- Mere engagement with persons of dubious credentials is not indictable unless there is evidence to prove that it was for “a common purpose to cause violence.” The purpose of the engagement is relevant for deciding culpability. This decidedly rejects the police’s “guilt by association” formula which has come in handy in numerous cases in the absence of any solid evidence.
- “Citizens are conscience keepers of the nation” and cannot be put behind bars simply because they disagree with state policies.
- “Conspiracy cannot be proved by mere inferences”, evidence is necessary.
- “Offence of sedition cannot be invoked to minister to the wounded vanities of governments.”
- Disagreeing with govt. policies is included within the ambit of free speech enshrined in Article 19 of the Constitution. There is no territorial boundary limiting Article 19 and it includes the right to have a global audience in the age of the internet.
- Making a Whatsapp group is no offence in itself, nor is deletion of messages if they do not disclose violation of any law.
To fully comprehend the magnitude and scope of judge Rana’s rulings, we must remember that his is a trial court and not a constitutional one. And yet his findings, specially on sedition and Article 19, are almost constitutional interpretations. He appears to have broken new ground by his doctrine of a “global audience” and by extending the territorial ambit of Article 19 beyond the boundaries of India. It effectively takes away the MEA’s already tattered fig-leaf of “other countries should not comment on the internal matters” of India. Judge Rana may have gone beyond his remit as an Addl Sessions Judge, he may have trodden on areas where their lordships fear to tread, but SOMEONE HAD TO DO IT given the perilous state of justice in this country. Every citizen of this country who still has faith in its Constitution has reason to be grateful to this brace of intrepid judges.

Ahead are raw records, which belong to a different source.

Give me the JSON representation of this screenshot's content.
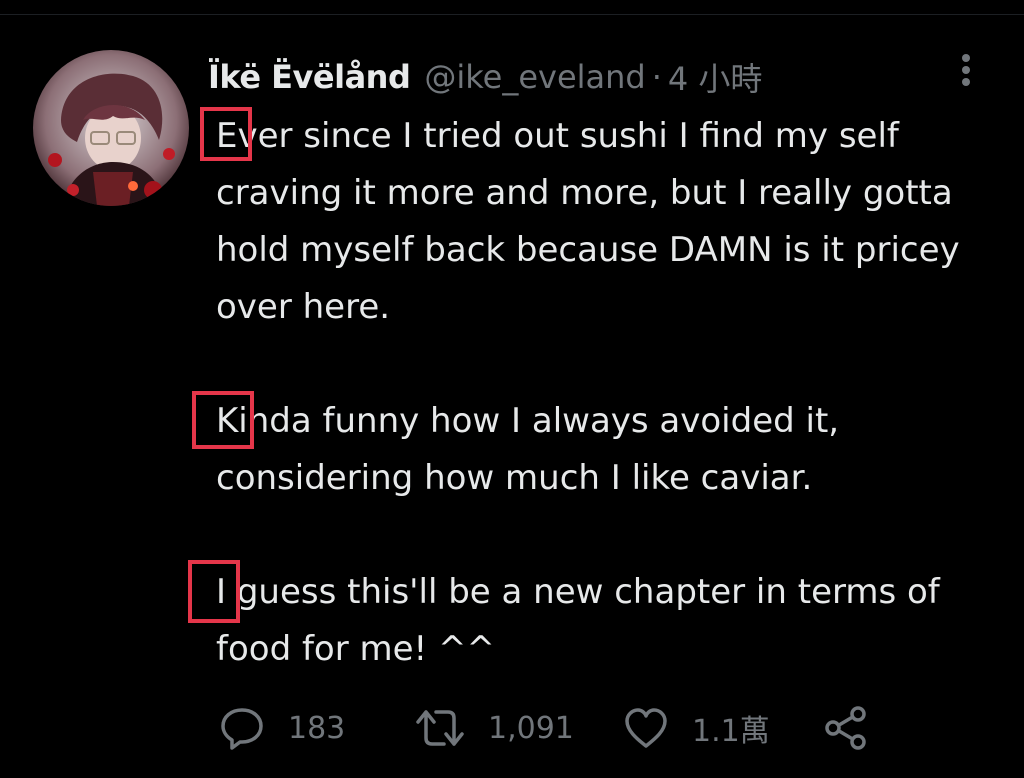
{
  "author": {
    "display_name": "Ïkë Ëvëlånd",
    "handle": "@ike_eveland",
    "separator": "·",
    "time": "4 小時"
  },
  "tweet": {
    "paragraphs": [
      "Ever since I tried out sushi I find my self craving it more and more, but I really gotta hold myself back because DAMN is it pricey over here.",
      "Kinda funny how I always avoided it, considering how much I like caviar.",
      "I guess this'll be a new chapter in terms of food for me! ^^"
    ],
    "highlighted_letters": [
      "E",
      "K",
      "I"
    ]
  },
  "actions": {
    "reply_count": "183",
    "retweet_count": "1,091",
    "like_count": "1.1萬"
  },
  "icons": {
    "reply": "speech-bubble-icon",
    "retweet": "retweet-arrows-icon",
    "like": "heart-icon",
    "share": "share-nodes-icon",
    "more": "vertical-dots-icon"
  },
  "colors": {
    "background": "#000000",
    "text": "#e7e9ea",
    "muted": "#71767b",
    "highlight_box": "#e5364a"
  }
}
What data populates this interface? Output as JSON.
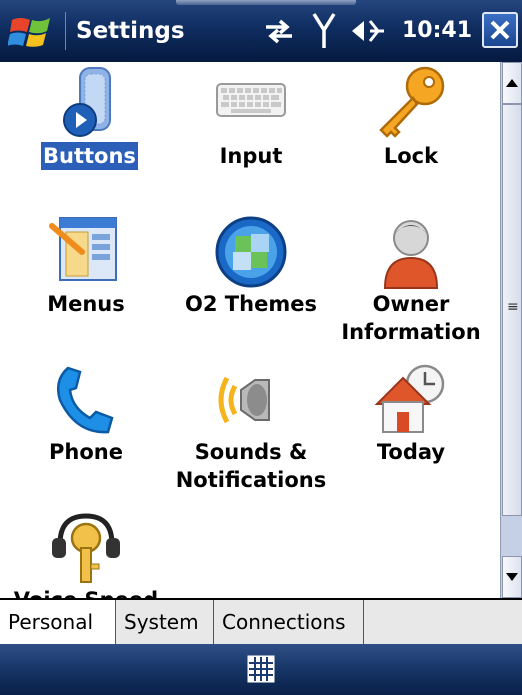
{
  "window": {
    "title": "Settings",
    "time": "10:41"
  },
  "status_icons": [
    "sync-arrows-icon",
    "signal-antenna-icon",
    "volume-speaker-icon"
  ],
  "items": [
    {
      "label": "Buttons",
      "icon": "buttons-icon",
      "selected": true
    },
    {
      "label": "Input",
      "icon": "keyboard-icon"
    },
    {
      "label": "Lock",
      "icon": "key-icon"
    },
    {
      "label": "Menus",
      "icon": "menus-icon"
    },
    {
      "label": "O2 Themes",
      "icon": "themes-globe-icon"
    },
    {
      "label": "Owner\nInformation",
      "icon": "owner-person-icon"
    },
    {
      "label": "Phone",
      "icon": "phone-handset-icon"
    },
    {
      "label": "Sounds &\nNotifications",
      "icon": "sounds-speaker-icon"
    },
    {
      "label": "Today",
      "icon": "today-house-clock-icon"
    },
    {
      "label": "Voice Speed",
      "icon": "voice-headset-key-icon"
    }
  ],
  "tabs": [
    {
      "label": "Personal",
      "active": true
    },
    {
      "label": "System"
    },
    {
      "label": "Connections"
    }
  ],
  "colors": {
    "titlebar": "#0f2d60",
    "selection": "#2b5fb8"
  }
}
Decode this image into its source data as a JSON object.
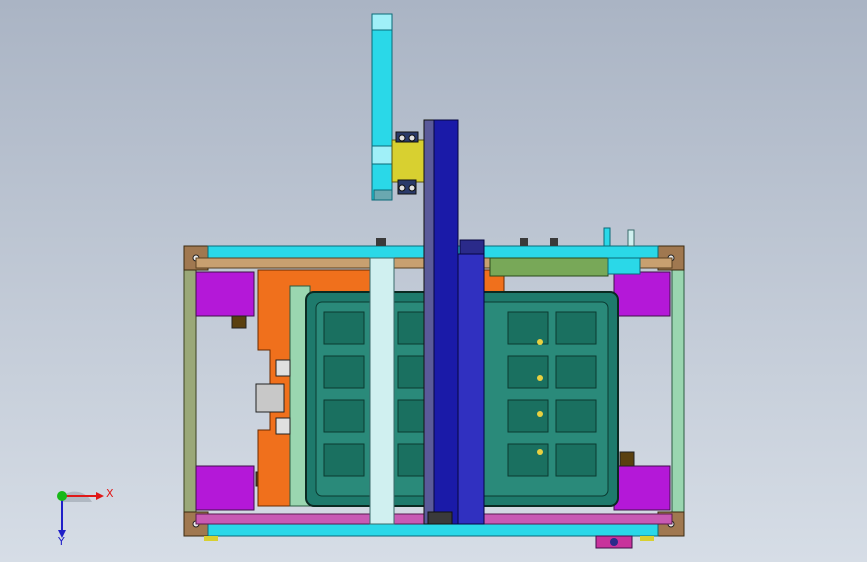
{
  "viewport": {
    "background_top": "#aab4c4",
    "background_bottom": "#d6dde6"
  },
  "triad": {
    "x_label": "X",
    "y_label": "Y",
    "x_color": "#e01818",
    "y_color": "#2020c8",
    "z_color": "#18b818"
  },
  "colors": {
    "cyan": "#2ad8e8",
    "purple": "#b418d8",
    "orange": "#f0701c",
    "teal": "#1e7a6c",
    "navy": "#1a1aa8",
    "olive_frame": "#9aa878",
    "yellow_block": "#d8d030",
    "light_blue": "#98e0e0",
    "brown": "#a07850",
    "green_frame": "#78a858",
    "magenta": "#c8329c",
    "light_green": "#9ad6b0"
  }
}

These judgments are bound to shake up the higher judiciary, even if the executive continues to play its own games. They can no longer ignore, or be silent, about these legal values. To my mind, the principles laid down by judge Rana are unexceptionable in any democracy and open society. Even though India has now been downgraded to a “partly free” democracy, these will now become articles of faith on the basis of which other similar cases of sedition and conspiracy will be decided. Even the mighty Supreme Courts and the High courts shall have to follow them, unless they strike them down, which they can only do at their own peril. It is one of the ironies of these troubled times that a lower court has to show the higher courts the path they should be trodding. The other trial courts will now be encouraged to follow these rulings too, as some kind of lodestar showing them the way in the darkness.
A candle has been lit in the dark, and it seems to be having the desired effect. Within a couple of weeks of the Rawat/ Rana judgments the prison doors have suddenly started opening for a number of “accused” locked up without trial: Varvara Rao, Nodeep Kaur, Shiv Kumar, Imran, and Babu; the sedition case against Farooq Abdullah has been dismissed by the Supreme Court following the Disha Ravi order, following the reasoning, significantly, given in Judge Rana’s order- that dissent and disagreement with the govt. does not amount to sedition. And Amazon Prime Movies CEO Aparna Purohit has also been granted protection from arrest by the SC, overturning an atrocious order of the Allahabad High Court. A single candle may not lighten up a room but it can certainly dispel the gloom.